ã l English  

ȭ  

 

Tokyo, Osaka, and Onomichi

The locations of TOKYO MONOGATARI (Tokyo Story)

 directed by Ozu Yasjiro, 1953.                                      

                                   an essay on this film (Korean) 

Osaka Castle

It is a poignant story of an elderly Japanese couple, Shyukichi and Tomi, who travel from their small  hometown to Tokyo to visit their grown children, but are greeted with indifference and rudeness by them under the pretense of busy modern urban lives. In contrast, the old couple are treated warmly by their second daughter-in-law, Noriko, who lost her husband during war. The deep emotional connection between the two generations is implied by an article of Tomi which is handed to Noriko by Shyukichi after Tomi's death. The film offers a meditation on solitude, alienation and mortality, especially related to the modernized urban everyday life, from a noted director, Ozu Yasujiro.   

Ozu Yasujiro (1903~1963) is one of the representative Japanese directors and is said to have shown the  technique called Dadami shot, which views scenes from lower eye level sitting on the floor mat of Japanese house; dadami. He had not been known to the world outside Japan before Tokyo Story, one of his representative works, brought him worldwide fame.

Tokyo Story is not a narrative film. The axes of actions, which have been kept in classical films so well, are not fixed there. In this aspect, it is far from being classical. The shots reveal the spaces themselves, rather than narrate the sequential events. Also, the scenes of urban landscapes are adopted as the isolated transitional shots, which are not directly related with following scenes. They only imply the spatial and temporal contexts of the story.

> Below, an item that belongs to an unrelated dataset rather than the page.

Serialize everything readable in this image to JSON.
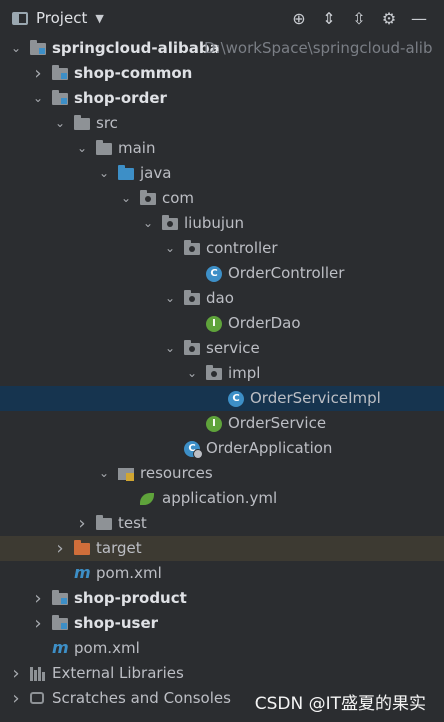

In this film,  Ozu does not follow one of the most important principles of film editing, the continuity editing, which has been considered essential to the narrative story. Tokyo Story's space and time as aesthetic factors basically due to the break from the continuity principle which controls time and space in film. The space and time of Tokyo Story do not simply serve the clear narration any more. They themselves make the core of film.